The answer should match the entries below word for word, minus their pictures.
═════ GIVEN DATA ═════
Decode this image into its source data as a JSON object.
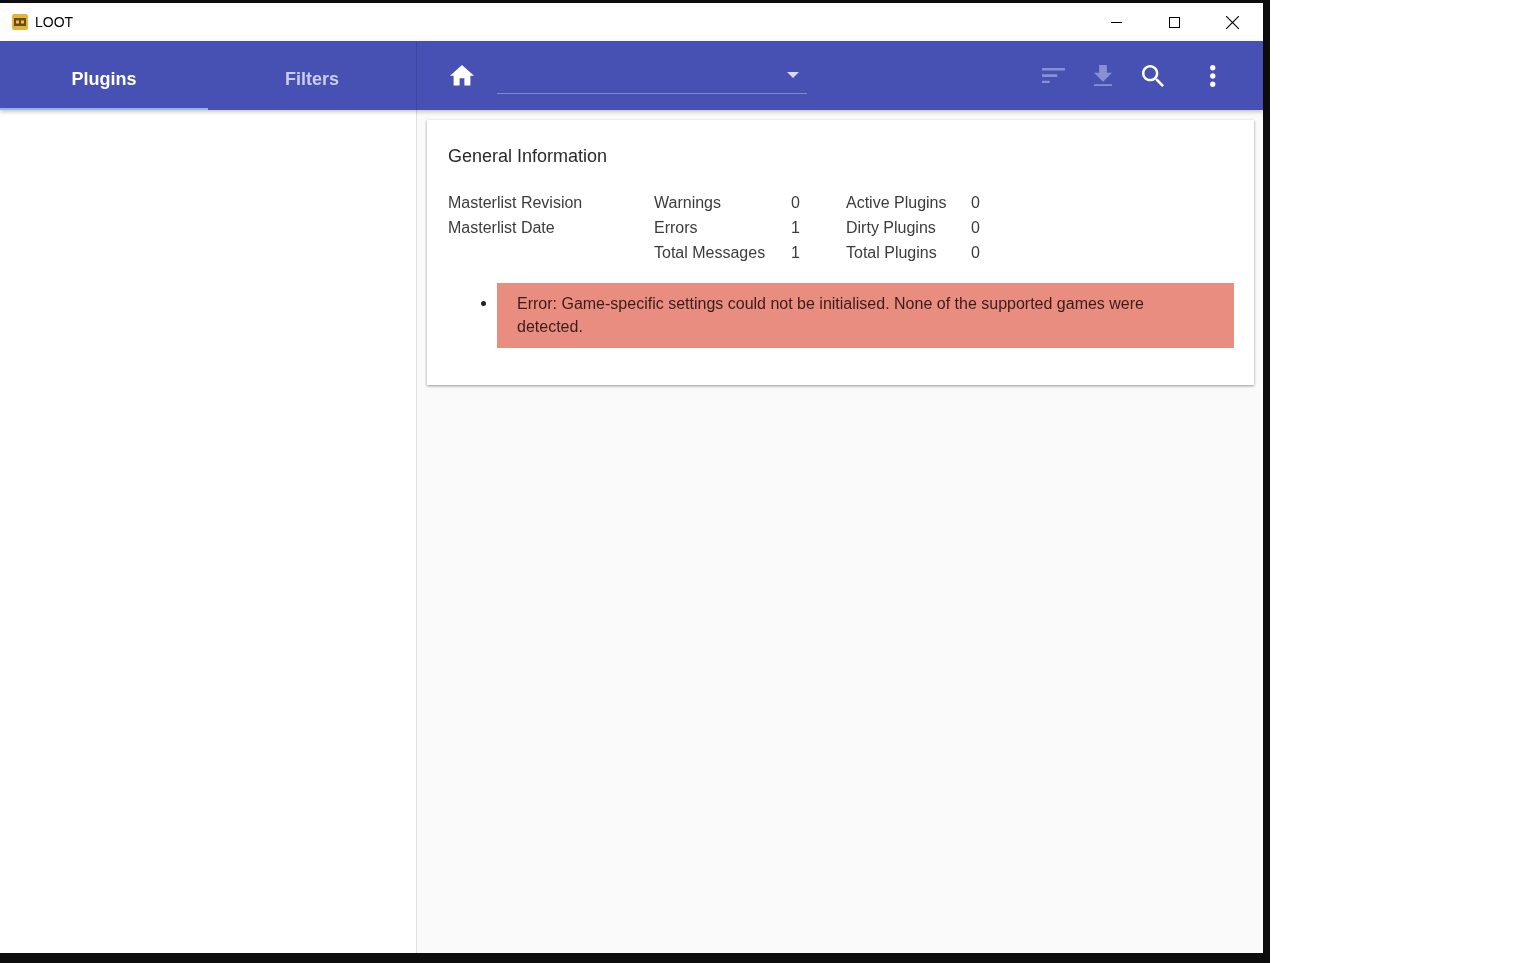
{
  "window": {
    "title": "LOOT"
  },
  "sidebar": {
    "tabs": [
      {
        "label": "Plugins",
        "selected": true
      },
      {
        "label": "Filters",
        "selected": false
      }
    ]
  },
  "toolbar": {
    "leading": [
      {
        "kind": "home",
        "disabled": false
      }
    ],
    "actions": [
      {
        "kind": "sort",
        "disabled": true
      },
      {
        "kind": "download",
        "disabled": true
      },
      {
        "kind": "search",
        "disabled": false
      },
      {
        "kind": "menu",
        "disabled": false
      }
    ]
  },
  "general_information": {
    "title": "General Information",
    "tables": [
      {
        "rows": [
          {
            "label": "Masterlist Revision"
          },
          {
            "label": "Masterlist Date"
          }
        ]
      },
      {
        "rows": [
          {
            "label": "Warnings",
            "value": "0"
          },
          {
            "label": "Errors",
            "value": "1"
          },
          {
            "label": "Total Messages",
            "value": "1"
          }
        ]
      },
      {
        "rows": [
          {
            "label": "Active Plugins",
            "value": "0"
          },
          {
            "label": "Dirty Plugins",
            "value": "0"
          },
          {
            "label": "Total Plugins",
            "value": "0"
          }
        ]
      }
    ],
    "messages": [
      {
        "kind": "error",
        "text": "Error: Game-specific settings could not be initialised. None of the supported games were detected."
      }
    ]
  }
}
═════
*FINAL ANSWER:*
Decode this image into its source data as a JSON object.
{
  "window": {
    "title": "LOOT"
  },
  "sidebar": {
    "tabs": [
      {
        "label": "Plugins",
        "selected": true
      },
      {
        "label": "Filters",
        "selected": false
      }
    ]
  },
  "toolbar": {
    "leading": [
      {
        "kind": "home",
        "disabled": false
      }
    ],
    "actions": [
      {
        "kind": "sort",
        "disabled": true
      },
      {
        "kind": "download",
        "disabled": true
      },
      {
        "kind": "search",
        "disabled": false
      },
      {
        "kind": "menu",
        "disabled": false
      }
    ]
  },
  "general_information": {
    "title": "General Information",
    "tables": [
      {
        "rows": [
          {
            "label": "Masterlist Revision"
          },
          {
            "label": "Masterlist Date"
          }
        ]
      },
      {
        "rows": [
          {
            "label": "Warnings",
            "value": "0"
          },
          {
            "label": "Errors",
            "value": "1"
          },
          {
            "label": "Total Messages",
            "value": "1"
          }
        ]
      },
      {
        "rows": [
          {
            "label": "Active Plugins",
            "value": "0"
          },
          {
            "label": "Dirty Plugins",
            "value": "0"
          },
          {
            "label": "Total Plugins",
            "value": "0"
          }
        ]
      }
    ],
    "messages": [
      {
        "kind": "error",
        "text": "Error: Game-specific settings could not be initialised. None of the supported games were detected."
      }
    ]
  }
}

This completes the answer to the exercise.